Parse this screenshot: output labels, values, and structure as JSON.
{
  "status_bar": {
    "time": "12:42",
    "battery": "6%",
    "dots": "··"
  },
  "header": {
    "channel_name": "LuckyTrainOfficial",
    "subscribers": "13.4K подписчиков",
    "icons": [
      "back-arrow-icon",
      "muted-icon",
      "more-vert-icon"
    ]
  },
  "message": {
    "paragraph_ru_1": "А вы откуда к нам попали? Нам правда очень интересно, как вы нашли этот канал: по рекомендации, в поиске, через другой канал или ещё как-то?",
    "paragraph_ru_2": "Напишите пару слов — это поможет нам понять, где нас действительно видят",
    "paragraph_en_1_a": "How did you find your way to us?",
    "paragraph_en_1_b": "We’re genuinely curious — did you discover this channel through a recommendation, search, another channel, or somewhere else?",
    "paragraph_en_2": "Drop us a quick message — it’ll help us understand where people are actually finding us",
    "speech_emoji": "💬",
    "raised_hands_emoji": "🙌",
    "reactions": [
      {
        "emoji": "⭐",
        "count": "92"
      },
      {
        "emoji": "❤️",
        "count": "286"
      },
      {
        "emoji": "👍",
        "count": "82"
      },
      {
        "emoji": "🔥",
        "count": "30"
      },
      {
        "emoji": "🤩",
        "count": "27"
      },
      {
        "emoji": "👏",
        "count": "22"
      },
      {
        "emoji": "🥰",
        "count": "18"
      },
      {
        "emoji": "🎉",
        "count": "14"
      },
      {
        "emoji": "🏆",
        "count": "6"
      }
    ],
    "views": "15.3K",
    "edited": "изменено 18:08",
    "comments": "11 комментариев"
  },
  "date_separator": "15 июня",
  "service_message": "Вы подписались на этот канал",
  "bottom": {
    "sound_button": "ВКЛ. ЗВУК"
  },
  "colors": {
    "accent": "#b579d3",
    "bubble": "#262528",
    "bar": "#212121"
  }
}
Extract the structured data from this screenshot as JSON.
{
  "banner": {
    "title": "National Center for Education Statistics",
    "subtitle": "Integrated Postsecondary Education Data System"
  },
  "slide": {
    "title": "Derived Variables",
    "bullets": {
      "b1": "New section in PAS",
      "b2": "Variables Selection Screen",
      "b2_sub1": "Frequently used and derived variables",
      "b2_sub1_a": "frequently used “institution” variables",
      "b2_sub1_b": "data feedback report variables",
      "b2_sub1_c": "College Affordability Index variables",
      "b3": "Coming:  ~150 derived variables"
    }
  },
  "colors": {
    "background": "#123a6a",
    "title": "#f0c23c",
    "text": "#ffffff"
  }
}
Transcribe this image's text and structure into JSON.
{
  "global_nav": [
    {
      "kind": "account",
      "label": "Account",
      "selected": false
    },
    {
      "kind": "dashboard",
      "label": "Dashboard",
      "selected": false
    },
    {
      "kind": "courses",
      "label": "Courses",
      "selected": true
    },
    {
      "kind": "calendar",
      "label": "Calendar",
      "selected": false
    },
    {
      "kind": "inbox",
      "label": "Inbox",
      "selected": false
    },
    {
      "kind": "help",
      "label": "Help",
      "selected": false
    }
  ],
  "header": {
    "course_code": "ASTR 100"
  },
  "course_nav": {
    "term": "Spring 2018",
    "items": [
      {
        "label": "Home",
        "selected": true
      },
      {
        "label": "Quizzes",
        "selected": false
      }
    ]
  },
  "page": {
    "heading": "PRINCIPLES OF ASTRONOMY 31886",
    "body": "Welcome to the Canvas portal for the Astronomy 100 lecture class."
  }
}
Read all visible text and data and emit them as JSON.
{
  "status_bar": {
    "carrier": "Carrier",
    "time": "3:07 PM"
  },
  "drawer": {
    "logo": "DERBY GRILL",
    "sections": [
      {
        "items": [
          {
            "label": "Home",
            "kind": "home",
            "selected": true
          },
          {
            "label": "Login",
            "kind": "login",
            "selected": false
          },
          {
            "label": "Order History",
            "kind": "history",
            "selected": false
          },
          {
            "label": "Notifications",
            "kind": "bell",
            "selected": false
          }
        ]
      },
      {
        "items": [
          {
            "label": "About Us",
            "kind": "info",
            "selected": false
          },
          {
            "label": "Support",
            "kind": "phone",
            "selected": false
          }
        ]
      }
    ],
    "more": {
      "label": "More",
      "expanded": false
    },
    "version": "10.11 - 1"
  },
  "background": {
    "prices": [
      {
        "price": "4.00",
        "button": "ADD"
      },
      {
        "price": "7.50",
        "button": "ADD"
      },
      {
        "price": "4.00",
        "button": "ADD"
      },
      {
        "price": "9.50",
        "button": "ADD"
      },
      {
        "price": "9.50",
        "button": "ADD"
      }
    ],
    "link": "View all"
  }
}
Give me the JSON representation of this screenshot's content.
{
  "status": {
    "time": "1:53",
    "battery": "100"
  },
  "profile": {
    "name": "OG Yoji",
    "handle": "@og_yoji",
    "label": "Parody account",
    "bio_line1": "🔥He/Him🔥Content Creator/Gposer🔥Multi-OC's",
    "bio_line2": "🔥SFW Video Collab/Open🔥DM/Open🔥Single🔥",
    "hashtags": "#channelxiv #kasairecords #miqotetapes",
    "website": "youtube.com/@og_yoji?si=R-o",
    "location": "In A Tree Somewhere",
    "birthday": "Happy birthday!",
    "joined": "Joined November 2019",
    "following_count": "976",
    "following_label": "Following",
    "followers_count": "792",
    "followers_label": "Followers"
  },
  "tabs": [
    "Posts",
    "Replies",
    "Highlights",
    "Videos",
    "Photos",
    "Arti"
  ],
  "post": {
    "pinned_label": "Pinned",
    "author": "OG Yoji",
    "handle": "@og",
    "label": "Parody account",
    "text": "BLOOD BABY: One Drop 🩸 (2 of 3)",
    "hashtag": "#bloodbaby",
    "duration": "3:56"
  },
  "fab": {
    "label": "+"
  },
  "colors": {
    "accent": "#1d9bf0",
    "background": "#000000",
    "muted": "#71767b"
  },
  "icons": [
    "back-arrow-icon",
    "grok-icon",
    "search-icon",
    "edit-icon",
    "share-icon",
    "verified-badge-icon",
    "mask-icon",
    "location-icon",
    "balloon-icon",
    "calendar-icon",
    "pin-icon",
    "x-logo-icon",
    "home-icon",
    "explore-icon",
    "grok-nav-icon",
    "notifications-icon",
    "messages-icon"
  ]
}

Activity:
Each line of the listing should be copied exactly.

Reply:
Parse this screenshot: output labels, values, and structure as JSON.
{
  "status_bar": {
    "time": "12:42",
    "battery": "6%",
    "dots": "··"
  },
  "header": {
    "channel_name": "LuckyTrainOfficial",
    "subscribers": "13.4K подписчиков",
    "icons": [
      "back-arrow-icon",
      "muted-icon",
      "more-vert-icon"
    ]
  },
  "message": {
    "paragraph_ru_1": "А вы откуда к нам попали? Нам правда очень интересно, как вы нашли этот канал: по рекомендации, в поиске, через другой канал или ещё как-то?",
    "paragraph_ru_2": "Напишите пару слов — это поможет нам понять, где нас действительно видят",
    "paragraph_en_1_a": "How did you find your way to us?",
    "paragraph_en_1_b": "We’re genuinely curious — did you discover this channel through a recommendation, search, another channel, or somewhere else?",
    "paragraph_en_2": "Drop us a quick message — it’ll help us understand where people are actually finding us",
    "speech_emoji": "💬",
    "raised_hands_emoji": "🙌",
    "reactions": [
      {
        "emoji": "⭐",
        "count": "92"
      },
      {
        "emoji": "❤️",
        "count": "286"
      },
      {
        "emoji": "👍",
        "count": "82"
      },
      {
        "emoji": "🔥",
        "count": "30"
      },
      {
        "emoji": "🤩",
        "count": "27"
      },
      {
        "emoji": "👏",
        "count": "22"
      },
      {
        "emoji": "🥰",
        "count": "18"
      },
      {
        "emoji": "🎉",
        "count": "14"
      },
      {
        "emoji": "🏆",
        "count": "6"
      }
    ],
    "views": "15.3K",
    "edited": "изменено 18:08",
    "comments": "11 комментариев"
  },
  "date_separator": "15 июня",
  "service_message": "Вы подписались на этот канал",
  "bottom": {
    "sound_button": "ВКЛ. ЗВУК"
  },
  "colors": {
    "accent": "#b579d3",
    "bubble": "#262528",
    "bar": "#212121"
  }
}
Extract the structured data from this screenshot as JSON.
{
  "banner": {
    "title": "National Center for Education Statistics",
    "subtitle": "Integrated Postsecondary Education Data System"
  },
  "slide": {
    "title": "Derived Variables",
    "bullets": {
      "b1": "New section in PAS",
      "b2": "Variables Selection Screen",
      "b2_sub1": "Frequently used and derived variables",
      "b2_sub1_a": "frequently used “institution” variables",
      "b2_sub1_b": "data feedback report variables",
      "b2_sub1_c": "College Affordability Index variables",
      "b3": "Coming:  ~150 derived variables"
    }
  },
  "colors": {
    "background": "#123a6a",
    "title": "#f0c23c",
    "text": "#ffffff"
  }
}
Transcribe this image's text and structure into JSON.
{
  "global_nav": [
    {
      "kind": "account",
      "label": "Account",
      "selected": false
    },
    {
      "kind": "dashboard",
      "label": "Dashboard",
      "selected": false
    },
    {
      "kind": "courses",
      "label": "Courses",
      "selected": true
    },
    {
      "kind": "calendar",
      "label": "Calendar",
      "selected": false
    },
    {
      "kind": "inbox",
      "label": "Inbox",
      "selected": false
    },
    {
      "kind": "help",
      "label": "Help",
      "selected": false
    }
  ],
  "header": {
    "course_code": "ASTR 100"
  },
  "course_nav": {
    "term": "Spring 2018",
    "items": [
      {
        "label": "Home",
        "selected": true
      },
      {
        "label": "Quizzes",
        "selected": false
      }
    ]
  },
  "page": {
    "heading": "PRINCIPLES OF ASTRONOMY 31886",
    "body": "Welcome to the Canvas portal for the Astronomy 100 lecture class."
  }
}
Read all visible text and data and emit them as JSON.
{
  "status_bar": {
    "carrier": "Carrier",
    "time": "3:07 PM"
  },
  "drawer": {
    "logo": "DERBY GRILL",
    "sections": [
      {
        "items": [
          {
            "label": "Home",
            "kind": "home",
            "selected": true
          },
          {
            "label": "Login",
            "kind": "login",
            "selected": false
          },
          {
            "label": "Order History",
            "kind": "history",
            "selected": false
          },
          {
            "label": "Notifications",
            "kind": "bell",
            "selected": false
          }
        ]
      },
      {
        "items": [
          {
            "label": "About Us",
            "kind": "info",
            "selected": false
          },
          {
            "label": "Support",
            "kind": "phone",
            "selected": false
          }
        ]
      }
    ],
    "more": {
      "label": "More",
      "expanded": false
    },
    "version": "10.11 - 1"
  },
  "background": {
    "prices": [
      {
        "price": "4.00",
        "button": "ADD"
      },
      {
        "price": "7.50",
        "button": "ADD"
      },
      {
        "price": "4.00",
        "button": "ADD"
      },
      {
        "price": "9.50",
        "button": "ADD"
      },
      {
        "price": "9.50",
        "button": "ADD"
      }
    ],
    "link": "View all"
  }
}
Give me the JSON representation of this screenshot's content.
{
  "status": {
    "time": "1:53",
    "battery": "100"
  },
  "profile": {
    "name": "OG Yoji",
    "handle": "@og_yoji",
    "label": "Parody account",
    "bio_line1": "🔥He/Him🔥Content Creator/Gposer🔥Multi-OC's",
    "bio_line2": "🔥SFW Video Collab/Open🔥DM/Open🔥Single🔥",
    "hashtags": "#channelxiv #kasairecords #miqotetapes",
    "website": "youtube.com/@og_yoji?si=R-o",
    "location": "In A Tree Somewhere",
    "birthday": "Happy birthday!",
    "joined": "Joined November 2019",
    "following_count": "976",
    "following_label": "Following",
    "followers_count": "792",
    "followers_label": "Followers"
  },
  "tabs": [
    "Posts",
    "Replies",
    "Highlights",
    "Videos",
    "Photos",
    "Arti"
  ],
  "post": {
    "pinned_label": "Pinned",
    "author": "OG Yoji",
    "handle": "@og",
    "label": "Parody account",
    "text": "BLOOD BABY: One Drop 🩸 (2 of 3)",
    "hashtag": "#bloodbaby",
    "duration": "3:56"
  },
  "fab": {
    "label": "+"
  },
  "colors": {
    "accent": "#1d9bf0",
    "background": "#000000",
    "muted": "#71767b"
  },
  "icons": [
    "back-arrow-icon",
    "grok-icon",
    "search-icon",
    "edit-icon",
    "share-icon",
    "verified-badge-icon",
    "mask-icon",
    "location-icon",
    "balloon-icon",
    "calendar-icon",
    "pin-icon",
    "x-logo-icon",
    "home-icon",
    "explore-icon",
    "grok-nav-icon",
    "notifications-icon",
    "messages-icon"
  ]
}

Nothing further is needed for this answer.